Another tribute to bees?   Who knows but I found a jar of Tahuya River honey that I'd gotten a few years ago and I decided to use it.  Tahuya River was one of my favorite places to stop at the U-District farmers market.   Roy the beekeeper shared compelling stories about beekeeping, and later  his son Josh took over selling and he always had a smile and jokes to tell.  They sold amazing beewax candles, which I still have also. The scent of these candles is heavenly.  One year Tahuya River lost a lot of hives from vandals, and in another year they lost bees to a disease or virus.  They wern't anywhere near agriculture but hard being a beekeeper when replacement costs eat into your bottom line. Tahuya River still has this website with wax and candles but no honey. 

You can put whatever you want into granola. Some varieites at the store had yogurt chips, coconut flakes and chocolate chips.  Some were as pricey as almonds or pecans per pound and none were actually in "frugal" territory.   If you have raisin, cranberries, or any kind of dried fruit, you can use it. Pistaschios and almonds?  Go for it.  I cut up dried nectarines and added banana chips that I had leftover from our Thanksgiving trip to Pismo Beach last year.  

I found pumpkin and sunflower seeds in the freezer.  I didn't use them all, but I made a note about them, so I can use them in future recipes.

I'm learning is more about how to not spend and how to look for bargains rather than clipping coupons.  Add a bit of soymilk, a cut banana and you've got a better cereal than any packaged cereal.  My local grocery store sells cut bananas for 37 cents a pound and often you can find cut organic bananas tossed in with the non organic bananas--anything for 37 cents.  It's quite a bargain for the organic label.

(Makes about 7 cups)

1 cup honey
1/4 cup canola oil
1 teaspoon vanilla
1 1/2 cups chopped walnuts, pecans or almonds
5 cups rolled oats
1/2 cup sunflower seeds
1/2 cup pumpkin seeds
1/4 cup whole wheat flour
1 teaspoon sea salt
1 teaspoon cinnamon
1 cup dried chopped fruit (apples, apricots, pears--no raisins)

1. Preheat oven to 350F. Mix wet ingredients together in a saucepan. Heat gently until well combined and very liquid.

2. Combine nuts, oats, sunflower and pumpkin seeds, flour, sea salt and cinnamon, while wet ingredients cook.

3. Pour honey-maple syrup mixture over oat-nut mixture. Spread on baking sheets, and bake for 15 minutes. Stir gently, then return to oven for another 15 to 20 minutes. Mixture should be lightly browned. Allow to cool completely before transferring to a bowl. Not stirring encourages plenty of big clumps. Carefully mix in dried fruit.
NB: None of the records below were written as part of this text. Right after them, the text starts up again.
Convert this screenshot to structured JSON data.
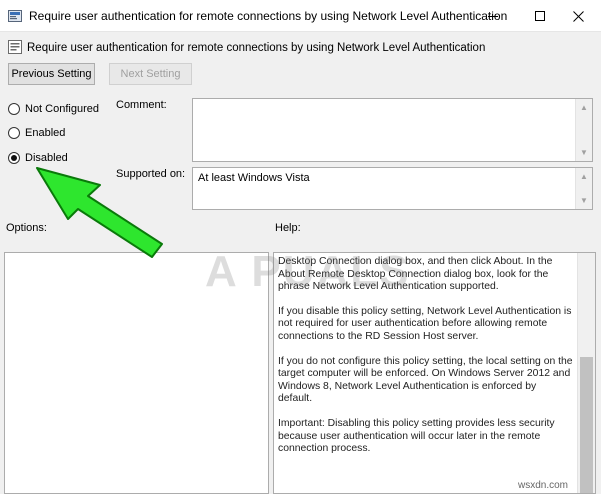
{
  "window": {
    "title": "Require user authentication for remote connections by using Network Level Authentication"
  },
  "header": {
    "setting_title": "Require user authentication for remote connections by using Network Level Authentication"
  },
  "toolbar": {
    "previous_label": "Previous Setting",
    "next_label": "Next Setting"
  },
  "state": {
    "options": [
      {
        "label": "Not Configured",
        "checked": false
      },
      {
        "label": "Enabled",
        "checked": false
      },
      {
        "label": "Disabled",
        "checked": true
      }
    ]
  },
  "comment": {
    "label": "Comment:",
    "value": ""
  },
  "supported": {
    "label": "Supported on:",
    "value": "At least Windows Vista"
  },
  "options_panel": {
    "label": "Options:"
  },
  "help_panel": {
    "label": "Help:",
    "paragraphs": [
      "Desktop Connection dialog box, and then click About. In the About Remote Desktop Connection dialog box, look for the phrase Network Level Authentication supported.",
      "If you disable this policy setting, Network Level Authentication is not required for user authentication before allowing remote connections to the RD Session Host server.",
      "If you do not configure this policy setting, the local setting on the target computer will be enforced. On Windows Server 2012 and Windows 8, Network Level Authentication is enforced by default.",
      "Important: Disabling this policy setting provides less security because user authentication will occur later in the remote connection process."
    ]
  },
  "watermarks": {
    "logo_text": "A  PUALS",
    "site": "wsxdn.com"
  },
  "colors": {
    "arrow": "#2ee62e",
    "arrow_outline": "#0a7a0a"
  }
}
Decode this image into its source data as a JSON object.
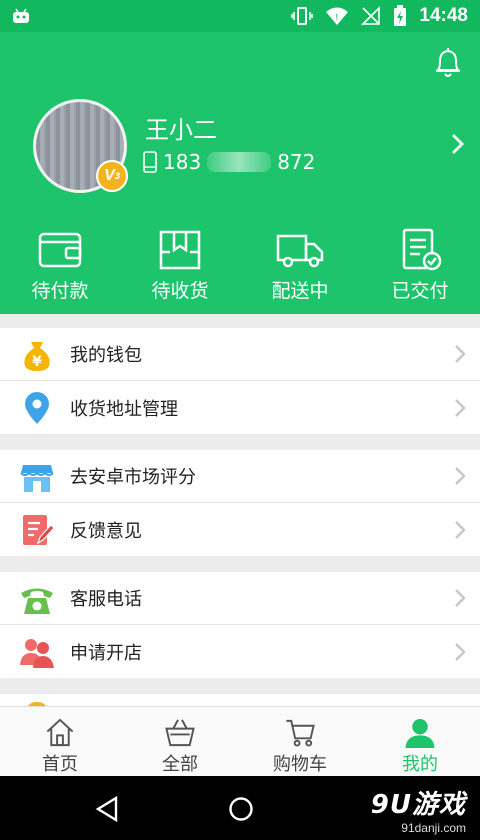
{
  "status": {
    "time": "14:48"
  },
  "profile": {
    "name": "王小二",
    "phone_prefix": "183",
    "phone_suffix": "872",
    "vip_letter": "V",
    "vip_level": "3"
  },
  "orders": [
    {
      "label": "待付款",
      "icon": "wallet-icon"
    },
    {
      "label": "待收货",
      "icon": "package-icon"
    },
    {
      "label": "配送中",
      "icon": "truck-icon"
    },
    {
      "label": "已交付",
      "icon": "delivered-icon"
    }
  ],
  "menu_groups": [
    [
      {
        "label": "我的钱包",
        "icon": "money-bag-icon"
      },
      {
        "label": "收货地址管理",
        "icon": "location-pin-icon"
      }
    ],
    [
      {
        "label": "去安卓市场评分",
        "icon": "store-icon"
      },
      {
        "label": "反馈意见",
        "icon": "feedback-icon"
      }
    ],
    [
      {
        "label": "客服电话",
        "icon": "phone-icon"
      },
      {
        "label": "申请开店",
        "icon": "users-icon"
      }
    ]
  ],
  "tabs": [
    {
      "label": "首页",
      "icon": "home-icon"
    },
    {
      "label": "全部",
      "icon": "basket-icon"
    },
    {
      "label": "购物车",
      "icon": "cart-icon"
    },
    {
      "label": "我的",
      "icon": "user-icon",
      "active": true
    }
  ],
  "watermark": {
    "brand": "9U游戏",
    "site": "91danji.com"
  },
  "colors": {
    "primary": "#1ec46b",
    "status_bar": "#12b85e",
    "vip_badge": "#f2b41c"
  }
}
4. Enjoy for breakfast, snacks or as a topping for coconut sorbet.